Athanase Terii, the self-styled King of the Pakumotu Republic, is refusing to quietly fade away and is back in the news once again. News reports of the dissident Tahitians who have been agitating for years for independence from French Polynesia were summarized in a news report in 2013. That story reviewed the unhappiness of some of the Tahitians with French rule and their movement to establish a new nation in the Society Islands. They had gone public with their plans in 2010.

Children on Raiatea
Children on Raiatea, one of the Society Islands (Photo by John Abel on Flickr, Creative Commons license)

The Republic of Pakumotu, which has designed a flag, made the news again in 2017 for releasing its own currency, called the patu. The King declared that the patu would replace the French Pacific franc. The French authorities were not amused. M. Teiri, as his name is more recently spelled, received a nine-month sentence to prison by the French Polynesian authorities.

The news story last week, summarizing the recent activities of the Pakumotu adherents, indicates that the French are continuing to monitor the activities of the quixotic leader since he continues to defy the established territorial government. Not too many months ago, he was sentenced to a year in prison for circulating the new money, but he did not serve the entire sentence. He appeared on local television displaying sheets of the patu currency.

A sign for the police on Bora Bora, though the photographer notes, “You don’t see many of these in Polynesia”
A sign for the police on Bora Bora, though the photographer notes, “You don’t see many of these in Polynesia” (Photo by sofakingevil on Flickr, Creative Commons license)

He has also announced on social media that he is hiring 3,000 police officers for the new republic. He added that since France does not use the Euro in Tahiti, the patu has a better claim to serve as the official currency.

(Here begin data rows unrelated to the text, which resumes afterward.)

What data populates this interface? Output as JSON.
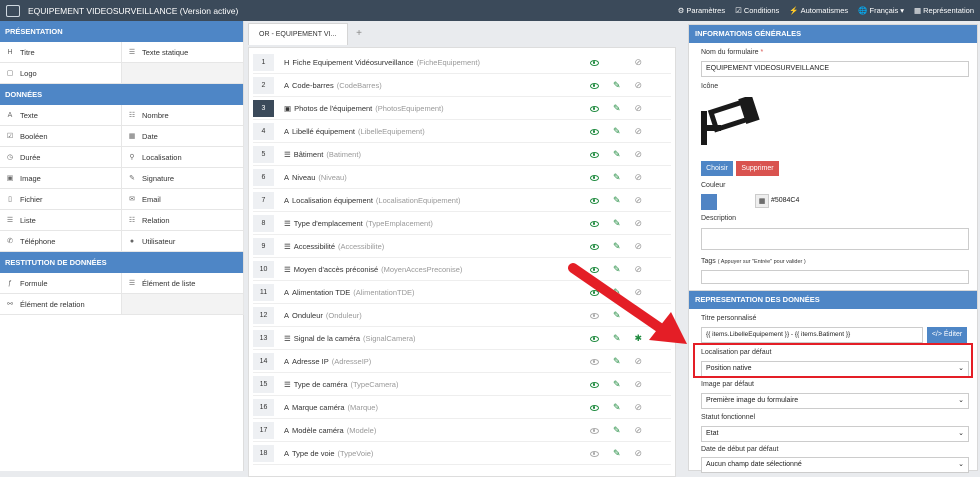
{
  "topbar": {
    "title": "EQUIPEMENT VIDEOSURVEILLANCE (Version active)",
    "menu": [
      "Paramètres",
      "Conditions",
      "Automatismes",
      "Français",
      "Représentation"
    ]
  },
  "left": {
    "sections": [
      {
        "title": "PRÉSENTATION",
        "items": [
          {
            "icon": "title-icon",
            "label": "Titre"
          },
          {
            "icon": "static-text-icon",
            "label": "Texte statique"
          },
          {
            "icon": "logo-icon",
            "label": "Logo"
          }
        ]
      },
      {
        "title": "DONNÉES",
        "items": [
          {
            "icon": "text-icon",
            "label": "Texte"
          },
          {
            "icon": "number-icon",
            "label": "Nombre"
          },
          {
            "icon": "boolean-icon",
            "label": "Booléen"
          },
          {
            "icon": "date-icon",
            "label": "Date"
          },
          {
            "icon": "duration-icon",
            "label": "Durée"
          },
          {
            "icon": "location-icon",
            "label": "Localisation"
          },
          {
            "icon": "image-icon",
            "label": "Image"
          },
          {
            "icon": "signature-icon",
            "label": "Signature"
          },
          {
            "icon": "file-icon",
            "label": "Fichier"
          },
          {
            "icon": "email-icon",
            "label": "Email"
          },
          {
            "icon": "list-icon",
            "label": "Liste"
          },
          {
            "icon": "relation-icon",
            "label": "Relation"
          },
          {
            "icon": "phone-icon",
            "label": "Téléphone"
          },
          {
            "icon": "user-icon",
            "label": "Utilisateur"
          }
        ]
      },
      {
        "title": "RESTITUTION DE DONNÉES",
        "items": [
          {
            "icon": "formula-icon",
            "label": "Formule"
          },
          {
            "icon": "list-element-icon",
            "label": "Élément de liste"
          },
          {
            "icon": "relation-element-icon",
            "label": "Élément de relation"
          }
        ]
      }
    ]
  },
  "tab": {
    "label": "OR - EQUIPEMENT VI...",
    "plus": "+"
  },
  "rows": [
    {
      "n": "1",
      "glyph": "H",
      "label": "Fiche Equipement Vidéosurveillance",
      "key": "(FicheEquipement)",
      "eye": true,
      "edit": false,
      "loc": "off"
    },
    {
      "n": "2",
      "glyph": "A",
      "label": "Code-barres",
      "key": "(CodeBarres)",
      "eye": true,
      "edit": true,
      "loc": "off"
    },
    {
      "n": "3",
      "glyph": "▣",
      "label": "Photos de l'équipement",
      "key": "(PhotosEquipement)",
      "eye": true,
      "edit": true,
      "loc": "off",
      "sel": true
    },
    {
      "n": "4",
      "glyph": "A",
      "label": "Libellé équipement",
      "key": "(LibelleEquipement)",
      "eye": true,
      "edit": true,
      "loc": "off"
    },
    {
      "n": "5",
      "glyph": "☰",
      "label": "Bâtiment",
      "key": "(Batiment)",
      "eye": true,
      "edit": true,
      "loc": "off"
    },
    {
      "n": "6",
      "glyph": "A",
      "label": "Niveau",
      "key": "(Niveau)",
      "eye": true,
      "edit": true,
      "loc": "off"
    },
    {
      "n": "7",
      "glyph": "A",
      "label": "Localisation équipement",
      "key": "(LocalisationEquipement)",
      "eye": true,
      "edit": true,
      "loc": "off"
    },
    {
      "n": "8",
      "glyph": "☰",
      "label": "Type d'emplacement",
      "key": "(TypeEmplacement)",
      "eye": true,
      "edit": true,
      "loc": "off"
    },
    {
      "n": "9",
      "glyph": "☰",
      "label": "Accessibilité",
      "key": "(Accessibilite)",
      "eye": true,
      "edit": true,
      "loc": "off"
    },
    {
      "n": "10",
      "glyph": "☰",
      "label": "Moyen d'accès préconisé",
      "key": "(MoyenAccesPreconise)",
      "eye": true,
      "edit": true,
      "loc": "off"
    },
    {
      "n": "11",
      "glyph": "A",
      "label": "Alimentation TDE",
      "key": "(AlimentationTDE)",
      "eye": true,
      "edit": true,
      "loc": "off"
    },
    {
      "n": "12",
      "glyph": "A",
      "label": "Onduleur",
      "key": "(Onduleur)",
      "eye": false,
      "edit": true,
      "loc": "off"
    },
    {
      "n": "13",
      "glyph": "☰",
      "label": "Signal de la caméra",
      "key": "(SignalCamera)",
      "eye": true,
      "edit": true,
      "loc": "on"
    },
    {
      "n": "14",
      "glyph": "A",
      "label": "Adresse IP",
      "key": "(AdresseIP)",
      "eye": false,
      "edit": true,
      "loc": "off"
    },
    {
      "n": "15",
      "glyph": "☰",
      "label": "Type de caméra",
      "key": "(TypeCamera)",
      "eye": true,
      "edit": true,
      "loc": "off"
    },
    {
      "n": "16",
      "glyph": "A",
      "label": "Marque caméra",
      "key": "(Marque)",
      "eye": true,
      "edit": true,
      "loc": "off"
    },
    {
      "n": "17",
      "glyph": "A",
      "label": "Modèle caméra",
      "key": "(Modele)",
      "eye": false,
      "edit": true,
      "loc": "off"
    },
    {
      "n": "18",
      "glyph": "A",
      "label": "Type de voie",
      "key": "(TypeVoie)",
      "eye": false,
      "edit": true,
      "loc": "off"
    }
  ],
  "info": {
    "title": "INFORMATIONS GÉNÉRALES",
    "name_label": "Nom du formulaire",
    "required_mark": "*",
    "name_value": "EQUIPEMENT VIDEOSURVEILLANCE",
    "icon_label": "Icône",
    "choose": "Choisir",
    "delete": "Supprimer",
    "color_label": "Couleur",
    "color_value": "#5084C4",
    "color": "#5084C4",
    "desc_label": "Description",
    "tags_label": "Tags",
    "tags_hint": "( Appuyer sur \"Entrée\" pour valider )"
  },
  "repr": {
    "title": "REPRESENTATION DES DONNÉES",
    "custom_title_label": "Titre personnalisé",
    "custom_title_value": "{{ items.LibelleEquipement }} - {{ items.Batiment }}",
    "edit_btn": "</> Éditer",
    "loc_label": "Localisation par défaut",
    "loc_value": "Position native",
    "image_label": "Image par défaut",
    "image_value": "Première image du formulaire",
    "status_label": "Statut fonctionnel",
    "status_value": "Etat",
    "date_label": "Date de début par défaut",
    "date_value": "Aucun champ date sélectionné"
  },
  "colors": {
    "accent": "#4E86C6",
    "topbar": "#3B4A5A",
    "danger": "#D9534F",
    "highlight": "#E41E26"
  }
}
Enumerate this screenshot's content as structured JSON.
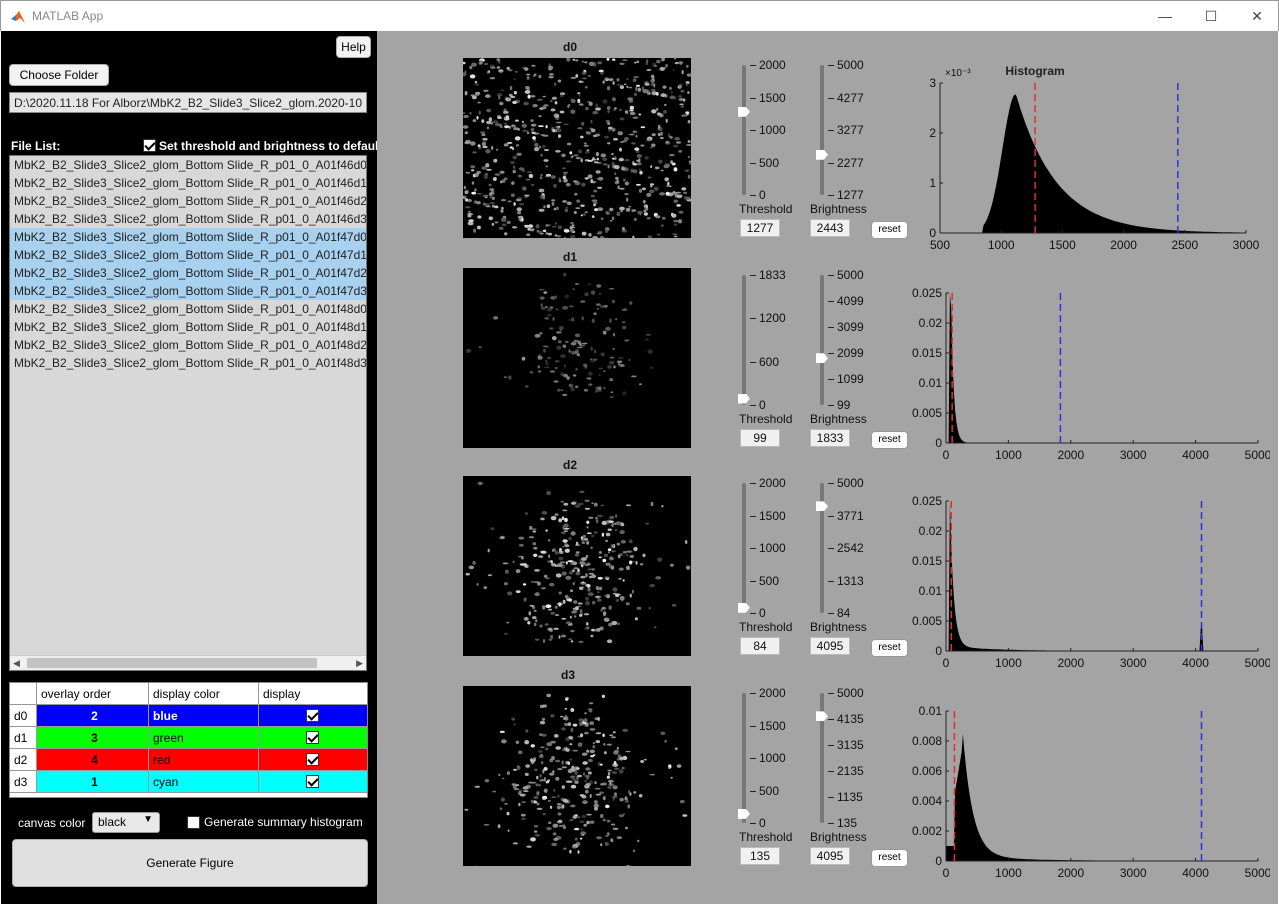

One of the more interesting aspects of this continuing saga is the fact that the independence movement being promoted by the King and his hundreds of followers appears to be entirely based on nonviolent actions and publicity stunts. As a result, the French responses have, at least so far, also been carefully controlled: the police have been restrained and the courts have imposed short prison sentences that have not been served in full.